Moreover, almost 8 out of 10 people expect prices to be rising as fast or faster a year from now. Last July, 59 percent felt this way about the outlook for prices.

People are inclined to take out their frustrations over inflation on President Carter, and this accounts for the lopsided 76 and 17 percent majority that gives him negative marks on "his handling of the economy." This latest result is a complete turnaround from a year ago, when Carter scored 47 to 46 percent positive. The President's economic rating is far lower than any other part of the record he has built to date.

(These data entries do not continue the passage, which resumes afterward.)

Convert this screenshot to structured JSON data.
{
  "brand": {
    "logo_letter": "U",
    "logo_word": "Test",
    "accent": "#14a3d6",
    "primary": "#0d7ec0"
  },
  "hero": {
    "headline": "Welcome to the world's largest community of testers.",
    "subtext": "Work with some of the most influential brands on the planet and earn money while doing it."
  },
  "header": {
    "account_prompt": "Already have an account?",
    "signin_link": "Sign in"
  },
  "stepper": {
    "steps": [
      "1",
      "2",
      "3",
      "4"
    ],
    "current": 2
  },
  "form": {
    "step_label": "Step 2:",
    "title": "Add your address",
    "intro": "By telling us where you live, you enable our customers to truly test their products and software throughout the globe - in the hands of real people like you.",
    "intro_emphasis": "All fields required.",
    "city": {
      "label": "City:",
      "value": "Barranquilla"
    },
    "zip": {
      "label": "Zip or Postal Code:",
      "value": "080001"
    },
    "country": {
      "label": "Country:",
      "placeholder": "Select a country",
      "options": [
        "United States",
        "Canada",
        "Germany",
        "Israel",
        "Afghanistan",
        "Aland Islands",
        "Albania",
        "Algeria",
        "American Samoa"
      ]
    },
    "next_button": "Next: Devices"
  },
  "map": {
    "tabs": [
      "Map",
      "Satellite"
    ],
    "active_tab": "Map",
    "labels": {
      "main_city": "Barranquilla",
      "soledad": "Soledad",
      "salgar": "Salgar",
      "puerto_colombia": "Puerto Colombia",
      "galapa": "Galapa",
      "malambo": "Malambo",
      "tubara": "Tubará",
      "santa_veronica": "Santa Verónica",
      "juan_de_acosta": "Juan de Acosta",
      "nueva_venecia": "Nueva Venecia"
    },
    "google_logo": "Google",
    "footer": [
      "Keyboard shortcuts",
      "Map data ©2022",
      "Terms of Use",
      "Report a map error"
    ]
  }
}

In sharp contrast, the public appears to be considerably less worried about unemployment than it was last year. According to a recent Harris Survey of 1,508 adults nationwide, only 29 percent now report that joblessness in the areas where they live is increasing compared to a year ago. In February 1977 the figure was 46 percent. However, only 13 percent think the country will continue to show progress in reducing unemployment in the next 12 months.

These views about different aspects of the economy lead a 52 to 33 per cent majority to the opinion that the country is still in a recession. And by 49-24 percent, a plurality is convinced that there will be a recession a year from now. This represents the most gloomy economic outlook the American people have registered in more than two years.

The feelings of the public have long been at odds with the statistics of professional economists who proclaimed that the country had recovered by late 1975 and early 1976 from the most severe economic recession in the postwar era. The scar tissue from the traumatic period of double-digit inflation and high unemployment has not healed. Despite a marked improvement in the employment picture, Americans feel that rising inflation can deepen and prolong the economic bad times they feel they are suffering through.